And I don’t think that even Douglass, in all of his glory, and Du Bois, in all of his intellectual genius, and King, in all of his rhetorical genius, have that kind of commitment to the grassroots, every day, ordinary people’s genius in this sense. And of course, there is a gender question as well: her powerful critique of patriarchal models of leadership, including especially messianic models of leadership, which ought to be a starting point for any serious talk about organizing and mobilizing and social change in the twenty-first century.

In addition, I was just in dialogue with my dear brother Bob Moses. He spent a whole year at Princeton, and his office was right across the hall from mine. Of course, for him, Ella Baker is the grandest figure in radical democratic praxis, and he is very much a disciple of Ella Baker. He is quite explicit about that, very explicit that charismatic leadership, messianic leadership is something that he rejects across the board. But I think what comes through is that Ella Baker has a sensitivity to the existential dimension of organizing and mobilizing, and what I mean by that is that for her political change is not primarily politically motivated.

This goes back to her early years in the Black Baptist women’s missionary movement. When she talks about humility with the people, not even for the people but with the people, when she talks about service alongside the people, and when she talks about everyday people, everyday people’s capacities becoming more and more manifest at the center of the movement, not something that is just used and manipulated by messianic leaders, but at the center of the movement, that’s a kind of democratic existentialism of a sort that I see in her work—and I see in Bob Moses’s. But you see it in very few people’s works.

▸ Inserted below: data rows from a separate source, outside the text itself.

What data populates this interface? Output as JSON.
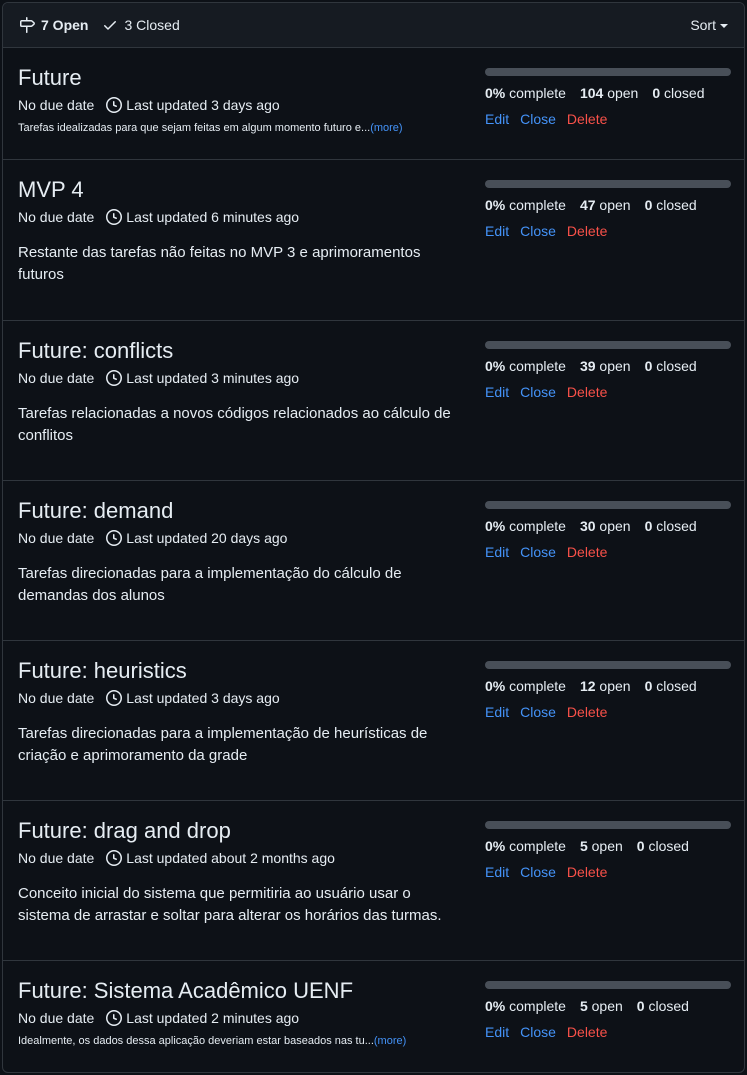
{
  "header": {
    "open_label": "7 Open",
    "closed_label": "3 Closed",
    "sort_label": "Sort"
  },
  "milestones": [
    {
      "title": "Future",
      "due": "No due date",
      "updated": "Last updated 3 days ago",
      "description": "Tarefas idealizadas para que sejam feitas em algum momento futuro e...",
      "more": "(more)",
      "progress": 0,
      "percent": "0%",
      "complete_label": "complete",
      "open": "104",
      "open_label": "open",
      "closed": "0",
      "closed_label": "closed",
      "edit": "Edit",
      "close": "Close",
      "delete": "Delete"
    },
    {
      "title": "MVP 4",
      "due": "No due date",
      "updated": "Last updated 6 minutes ago",
      "description": "Restante das tarefas não feitas no MVP 3 e aprimoramentos futuros",
      "progress": 0,
      "percent": "0%",
      "complete_label": "complete",
      "open": "47",
      "open_label": "open",
      "closed": "0",
      "closed_label": "closed",
      "edit": "Edit",
      "close": "Close",
      "delete": "Delete"
    },
    {
      "title": "Future: conflicts",
      "due": "No due date",
      "updated": "Last updated 3 minutes ago",
      "description": "Tarefas relacionadas a novos códigos relacionados ao cálculo de conflitos",
      "progress": 0,
      "percent": "0%",
      "complete_label": "complete",
      "open": "39",
      "open_label": "open",
      "closed": "0",
      "closed_label": "closed",
      "edit": "Edit",
      "close": "Close",
      "delete": "Delete"
    },
    {
      "title": "Future: demand",
      "due": "No due date",
      "updated": "Last updated 20 days ago",
      "description": "Tarefas direcionadas para a implementação do cálculo de demandas dos alunos",
      "progress": 0,
      "percent": "0%",
      "complete_label": "complete",
      "open": "30",
      "open_label": "open",
      "closed": "0",
      "closed_label": "closed",
      "edit": "Edit",
      "close": "Close",
      "delete": "Delete"
    },
    {
      "title": "Future: heuristics",
      "due": "No due date",
      "updated": "Last updated 3 days ago",
      "description": "Tarefas direcionadas para a implementação de heurísticas de criação e aprimoramento da grade",
      "progress": 0,
      "percent": "0%",
      "complete_label": "complete",
      "open": "12",
      "open_label": "open",
      "closed": "0",
      "closed_label": "closed",
      "edit": "Edit",
      "close": "Close",
      "delete": "Delete"
    },
    {
      "title": "Future: drag and drop",
      "due": "No due date",
      "updated": "Last updated about 2 months ago",
      "description": "Conceito inicial do sistema que permitiria ao usuário usar o sistema de arrastar e soltar para alterar os horários das turmas.",
      "progress": 0,
      "percent": "0%",
      "complete_label": "complete",
      "open": "5",
      "open_label": "open",
      "closed": "0",
      "closed_label": "closed",
      "edit": "Edit",
      "close": "Close",
      "delete": "Delete"
    },
    {
      "title": "Future: Sistema Acadêmico UENF",
      "due": "No due date",
      "updated": "Last updated 2 minutes ago",
      "description": "Idealmente, os dados dessa aplicação deveriam estar baseados nas tu...",
      "more": "(more)",
      "progress": 0,
      "percent": "0%",
      "complete_label": "complete",
      "open": "5",
      "open_label": "open",
      "closed": "0",
      "closed_label": "closed",
      "edit": "Edit",
      "close": "Close",
      "delete": "Delete"
    }
  ]
}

There are elements of this in some of the anarchists, and that’s why I have a tremendous respect for anarchism, because anarchism has this deep suspicion of hierarchy, be it the state in the public sphere, corporations in the private sphere, or cultural institutions in civil society. We know Baker worked with George Schuyler, who called himself an anarchist in the 1930s. He ended up a reactionary right-wing brother, but he earlier called himself an anarchist. We also know Bayard Rustin was an anarchist, called himself an anarchist quite explicitly. We know that Dorothy Day called herself an anarchist, quite explicitly, till the day she died. This is a great tradition I have great respect for, and I see it among my young brothers and sisters of all colors in the Occupy movement, even though I don’t consider myself an anarchist.

I do see similarities between Ella Baker’s position and the council Communist tradition that called for Soviets without Bolsheviks, that called for workers’ councils without a revolutionary vanguard party that served as managerial manipulators of the people in the councils, so that the self-organization of working people was the kind of radical organizing among everyday people without any managers, experts, or party members telling them what to do. And there is some overlap between Herman Gorter and Anton Pannekoek and some of the early council Communists that mean much to someone like myself coming out of a deep democratic tradition.  And so, ironically, Ella Baker, the very figure who one would think would be marginal vis-√†-vis these male-type titans, ends up being the most relevant in light of our present dark times of political breakdown, economic decline, and cultural decay.

[Check back for Part 2 of this excerpt next week.]

Excerpted from Black Prophetic Fire by Cornel West in Dialogue with and Edited by Christa Buschendorf. Copyright 2014. Excerpted with permission by Beacon Press.